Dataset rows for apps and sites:
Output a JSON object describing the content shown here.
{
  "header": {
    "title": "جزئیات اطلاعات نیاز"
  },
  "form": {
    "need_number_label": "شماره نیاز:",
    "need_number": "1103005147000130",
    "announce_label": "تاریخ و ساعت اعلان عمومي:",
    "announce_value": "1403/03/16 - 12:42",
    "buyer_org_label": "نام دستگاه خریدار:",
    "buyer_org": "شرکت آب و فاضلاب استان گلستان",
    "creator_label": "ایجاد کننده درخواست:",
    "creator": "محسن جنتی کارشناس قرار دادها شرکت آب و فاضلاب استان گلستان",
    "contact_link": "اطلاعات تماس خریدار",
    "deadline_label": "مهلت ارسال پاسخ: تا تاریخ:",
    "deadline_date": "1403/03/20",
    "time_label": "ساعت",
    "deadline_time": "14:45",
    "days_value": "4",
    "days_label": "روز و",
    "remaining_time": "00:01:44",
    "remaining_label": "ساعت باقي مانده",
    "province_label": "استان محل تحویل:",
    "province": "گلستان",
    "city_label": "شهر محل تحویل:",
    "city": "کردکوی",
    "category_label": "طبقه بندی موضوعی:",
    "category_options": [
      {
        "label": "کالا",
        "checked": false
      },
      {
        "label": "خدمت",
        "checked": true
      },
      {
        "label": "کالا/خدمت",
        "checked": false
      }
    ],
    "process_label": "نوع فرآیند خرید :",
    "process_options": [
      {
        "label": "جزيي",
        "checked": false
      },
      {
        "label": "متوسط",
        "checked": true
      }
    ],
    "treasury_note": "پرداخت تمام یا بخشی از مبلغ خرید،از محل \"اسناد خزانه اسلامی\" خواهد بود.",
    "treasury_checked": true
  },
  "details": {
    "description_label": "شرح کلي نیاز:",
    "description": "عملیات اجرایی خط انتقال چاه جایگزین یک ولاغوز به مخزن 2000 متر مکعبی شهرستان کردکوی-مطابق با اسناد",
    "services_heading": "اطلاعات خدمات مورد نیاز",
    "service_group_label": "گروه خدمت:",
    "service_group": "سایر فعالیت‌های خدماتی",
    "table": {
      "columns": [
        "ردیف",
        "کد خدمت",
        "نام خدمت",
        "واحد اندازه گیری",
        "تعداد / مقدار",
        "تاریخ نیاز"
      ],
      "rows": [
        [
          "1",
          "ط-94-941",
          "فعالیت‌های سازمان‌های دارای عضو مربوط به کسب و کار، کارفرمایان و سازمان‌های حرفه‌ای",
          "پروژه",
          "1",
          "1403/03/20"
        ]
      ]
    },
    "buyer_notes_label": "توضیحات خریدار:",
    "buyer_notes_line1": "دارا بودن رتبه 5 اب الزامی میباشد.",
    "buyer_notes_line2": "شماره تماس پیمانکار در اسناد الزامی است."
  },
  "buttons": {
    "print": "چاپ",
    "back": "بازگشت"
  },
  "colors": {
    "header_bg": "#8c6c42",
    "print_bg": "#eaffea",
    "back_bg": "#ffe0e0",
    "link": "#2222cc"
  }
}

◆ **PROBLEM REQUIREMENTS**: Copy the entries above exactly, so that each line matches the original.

◆ **RESPONSE FOR THIS EXERCISE**:
Output a JSON object describing the content shown here.
{
  "header": {
    "title": "جزئیات اطلاعات نیاز"
  },
  "form": {
    "need_number_label": "شماره نیاز:",
    "need_number": "1103005147000130",
    "announce_label": "تاریخ و ساعت اعلان عمومي:",
    "announce_value": "1403/03/16 - 12:42",
    "buyer_org_label": "نام دستگاه خریدار:",
    "buyer_org": "شرکت آب و فاضلاب استان گلستان",
    "creator_label": "ایجاد کننده درخواست:",
    "creator": "محسن جنتی کارشناس قرار دادها شرکت آب و فاضلاب استان گلستان",
    "contact_link": "اطلاعات تماس خریدار",
    "deadline_label": "مهلت ارسال پاسخ: تا تاریخ:",
    "deadline_date": "1403/03/20",
    "time_label": "ساعت",
    "deadline_time": "14:45",
    "days_value": "4",
    "days_label": "روز و",
    "remaining_time": "00:01:44",
    "remaining_label": "ساعت باقي مانده",
    "province_label": "استان محل تحویل:",
    "province": "گلستان",
    "city_label": "شهر محل تحویل:",
    "city": "کردکوی",
    "category_label": "طبقه بندی موضوعی:",
    "category_options": [
      {
        "label": "کالا",
        "checked": false
      },
      {
        "label": "خدمت",
        "checked": true
      },
      {
        "label": "کالا/خدمت",
        "checked": false
      }
    ],
    "process_label": "نوع فرآیند خرید :",
    "process_options": [
      {
        "label": "جزيي",
        "checked": false
      },
      {
        "label": "متوسط",
        "checked": true
      }
    ],
    "treasury_note": "پرداخت تمام یا بخشی از مبلغ خرید،از محل \"اسناد خزانه اسلامی\" خواهد بود.",
    "treasury_checked": true
  },
  "details": {
    "description_label": "شرح کلي نیاز:",
    "description": "عملیات اجرایی خط انتقال چاه جایگزین یک ولاغوز به مخزن 2000 متر مکعبی شهرستان کردکوی-مطابق با اسناد",
    "services_heading": "اطلاعات خدمات مورد نیاز",
    "service_group_label": "گروه خدمت:",
    "service_group": "سایر فعالیت‌های خدماتی",
    "table": {
      "columns": [
        "ردیف",
        "کد خدمت",
        "نام خدمت",
        "واحد اندازه گیری",
        "تعداد / مقدار",
        "تاریخ نیاز"
      ],
      "rows": [
        [
          "1",
          "ط-94-941",
          "فعالیت‌های سازمان‌های دارای عضو مربوط به کسب و کار، کارفرمایان و سازمان‌های حرفه‌ای",
          "پروژه",
          "1",
          "1403/03/20"
        ]
      ]
    },
    "buyer_notes_label": "توضیحات خریدار:",
    "buyer_notes_line1": "دارا بودن رتبه 5 اب الزامی میباشد.",
    "buyer_notes_line2": "شماره تماس پیمانکار در اسناد الزامی است."
  },
  "buttons": {
    "print": "چاپ",
    "back": "بازگشت"
  },
  "colors": {
    "header_bg": "#8c6c42",
    "print_bg": "#eaffea",
    "back_bg": "#ffe0e0",
    "link": "#2222cc"
  }
}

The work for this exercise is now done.